De­bate arises over Moon’s ‘so­cial­ist’ poli­cies

The Korea Times - - FINANCE - By Kim Bo-eun [email protected]­re­

A de­bate is aris­ing over the Moon Jae-in ad­min­is­tra­tion’s eco­nomic poli­cies, with some con­ser­va­tives go­ing as far as call­ing them “so­cial­ist.”

The left­ist Moon ad­min­is­tra­tion’s in­come-led growth poli­cies have pri­or­i­tized dis­tri­bu­tion over growth. They have been try­ing to cre­ate more jobs in the pub­lic sec­tor with taxes and re­duc­ing in­come in­equal­ity among cit­i­zens.

How­ever, the busi­ness com­mu­nity has ac­cused many of the poli­cies, in­clud­ing the dras­tic min­i­mum wage hike, as be­ing anti-busi­ness. Crit­ics claim that such poli­cies have dis­torted the la­bor mar­ket, dispir­it­ing en­ter­prises and damp­en­ing do­mes­tic de­mand.

The main op­po­si­tion party has been ea­ger to de­nounce Moon’s poli­cies. “The Moon ad­min­is­tra­tion’s anti-mar­ket and anti-busi­ness poli­cies have dam­aged the busi­ness en­vi­ron­ment,” Hwang Kyo-ahn, chair­man of the main op­po­si­tion Lib­erty Korea Party, said at a rally held a week ago in Gwangh­wa­mun, cen­tral Seoul.

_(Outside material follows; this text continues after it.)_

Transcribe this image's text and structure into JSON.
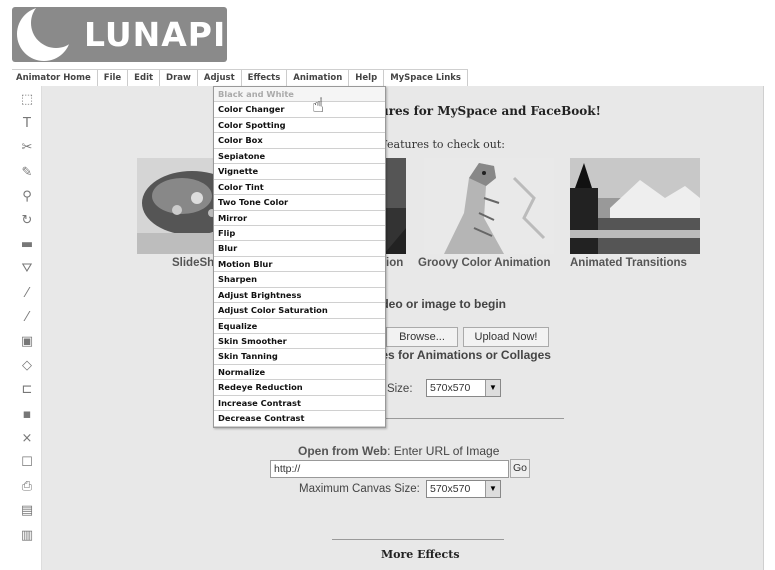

“For­eign busi­ness’ ex­o­dus from Korea con­tin­ues, and ma­jor in­dus­tries such as the semi­con­duc­tor and car in­dus­tries are suf­fer­ing, but the ad­min­is­tra­tion con­tin­ues to in­crease wel­fare ex­pen­di­tures which is lead­ing to se­ri­ous risks.”

Crit­ics point out that the Korean econ­omy is a cap­i­tal­ist econ­omy where com­pen­sa­tion is based on merit.

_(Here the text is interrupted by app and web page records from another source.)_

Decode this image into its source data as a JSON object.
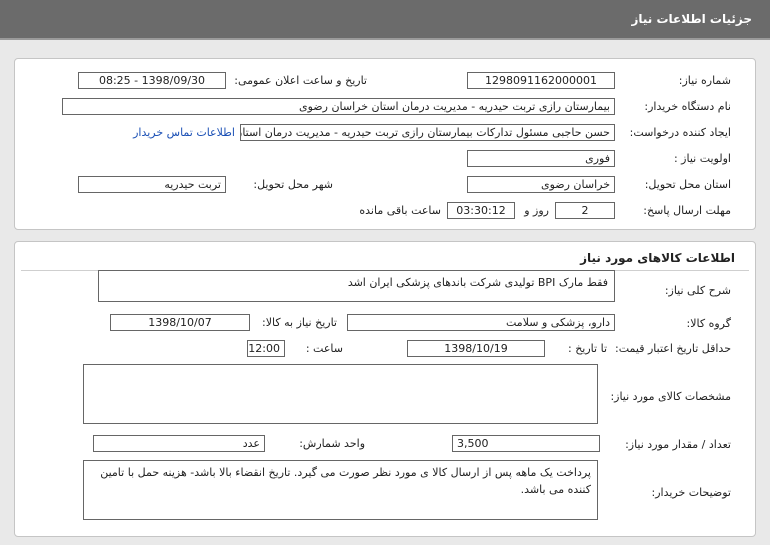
{
  "header": {
    "title": "جزئیات اطلاعات نیاز"
  },
  "need_info": {
    "need_number_label": "شماره نیاز:",
    "need_number": "1298091162000001",
    "announce_label": "تاریخ و ساعت اعلان عمومی:",
    "announce_value": "1398/09/30 - 08:25",
    "buyer_label": "نام دستگاه خریدار:",
    "buyer_value": "بیمارستان رازی تربت حیدریه - مدیریت درمان استان خراسان رضوی",
    "creator_label": "ایجاد کننده درخواست:",
    "creator_value": "حسن حاجبی مسئول تدارکات بیمارستان رازی تربت حیدریه - مدیریت درمان استان",
    "contact_link": "اطلاعات تماس خریدار",
    "priority_label": "اولویت نیاز :",
    "priority_value": "فوری",
    "province_label": "استان محل تحویل:",
    "province_value": "خراسان رضوی",
    "city_label": "شهر محل تحویل:",
    "city_value": "تربت حیدریه",
    "deadline_label": "مهلت ارسال پاسخ:",
    "days_value": "2",
    "days_and": "روز و",
    "time_value": "03:30:12",
    "remaining": "ساعت باقی مانده"
  },
  "goods": {
    "section_title": "اطلاعات کالاهای مورد نیاز",
    "desc_label": "شرح کلی نیاز:",
    "desc_value": "فقط مارک BPI تولیدی شرکت باندهای پزشکی ایران اشد",
    "group_label": "گروه کالا:",
    "group_value": "دارو، پزشکی و سلامت",
    "need_date_label": "تاریخ نیاز به کالا:",
    "need_date_value": "1398/10/07",
    "validity_label": "حداقل تاریخ اعتبار قیمت:",
    "until_date_label": "تا تاریخ :",
    "until_date_value": "1398/10/19",
    "hour_label": "ساعت :",
    "hour_value": "12:00",
    "specs_label": "مشخصات کالای مورد نیاز:",
    "specs_value": "",
    "qty_label": "تعداد / مقدار مورد نیاز:",
    "qty_value": "3,500",
    "unit_label": "واحد شمارش:",
    "unit_value": "عدد",
    "notes_label": "توضیحات خریدار:",
    "notes_value": "پرداخت یک ماهه پس از ارسال کالا ی مورد نظر صورت می گیرد. تاریخ انقضاء بالا باشد- هزینه حمل با تامین کننده می باشد."
  }
}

An opin­ion piece pub­lished by Bloomberg re­cently re­ferred to Moon’s poli­cies as mak­ing Korea even less at­trac­tive to in­vestors, in ad­di­tion to the ex­ist­ing “Korea dis­count.” The de­bate is de­vel­op­ing at a time the ex­port-ori­ented econ­omy is hit by the trade war be­tween the U.S. and China, two of its largest trad­ing part­ners. Based on fal­ter­ing ex­ports, growth is slow­ing, prompt­ing the gov­ern­ment and var­i­ous agen­cies to lower their fore­cast fig­ures mul­ti­ple times. It ap­pears it will be dif­fi­cult for Korea to achieve the Bank of Korea’s 2.2 per­cent growth fore­cast.

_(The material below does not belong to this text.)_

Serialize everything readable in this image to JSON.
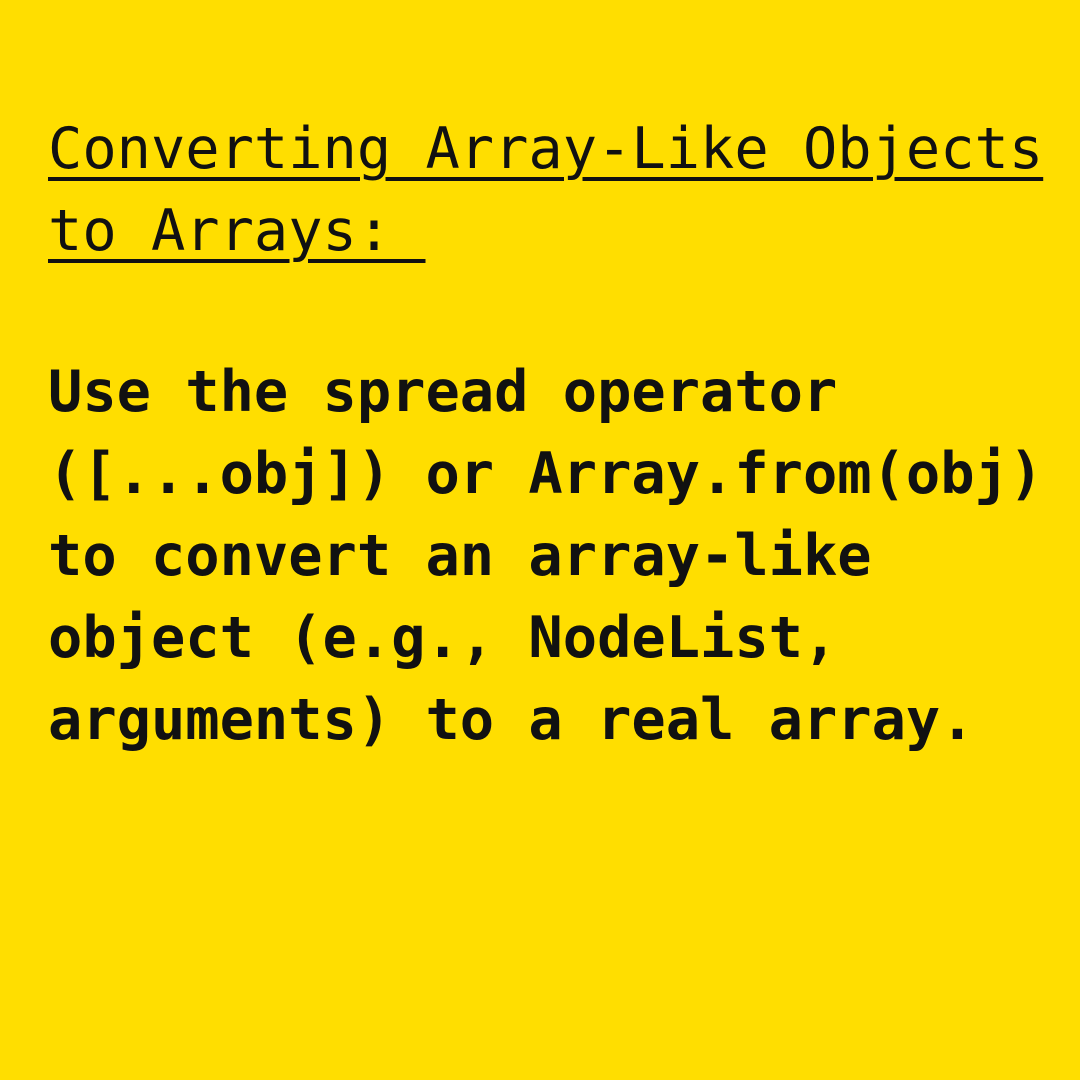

“The dis­tri­bu­tion-cen­tered poli­cies serve as a bur­den at a time Korea faces de­te­ri­o­rat­ing ex­ter­nal con­di­tions,” said Park Chong-hoon, head of eco­nomic re­search at Stan­dard Char­tered Bank Korea.

In con­trast, some econ­o­mists said that since Korea is now a de­vel­oped econ­omy, the coun­try should make more ef­forts to pre­vent eco­nomic po­lar­iza­tion.

Park Jae-ha, se­nior econ­o­mist at the Korea In­sti­tute of Fi­nance, said, “The tim­ing may not be so good for such poli­cies, but in­clu­sive growth is an im­por­tant pri­or­ity for de­vel­oped economies around the world.”


Hwang Kyo-ahn, chief of the main op­po­si­tion Lib­erty Korea Party, and mem­bers of his party, protest the Moon Jae-in ad­min­is­tra­tion in Gwangh­wa­mun, cen­tral Seoul, Sept. 21.

Newspapers in English

Newspapers from Korea, Republic

© PressReader. All rights reserved.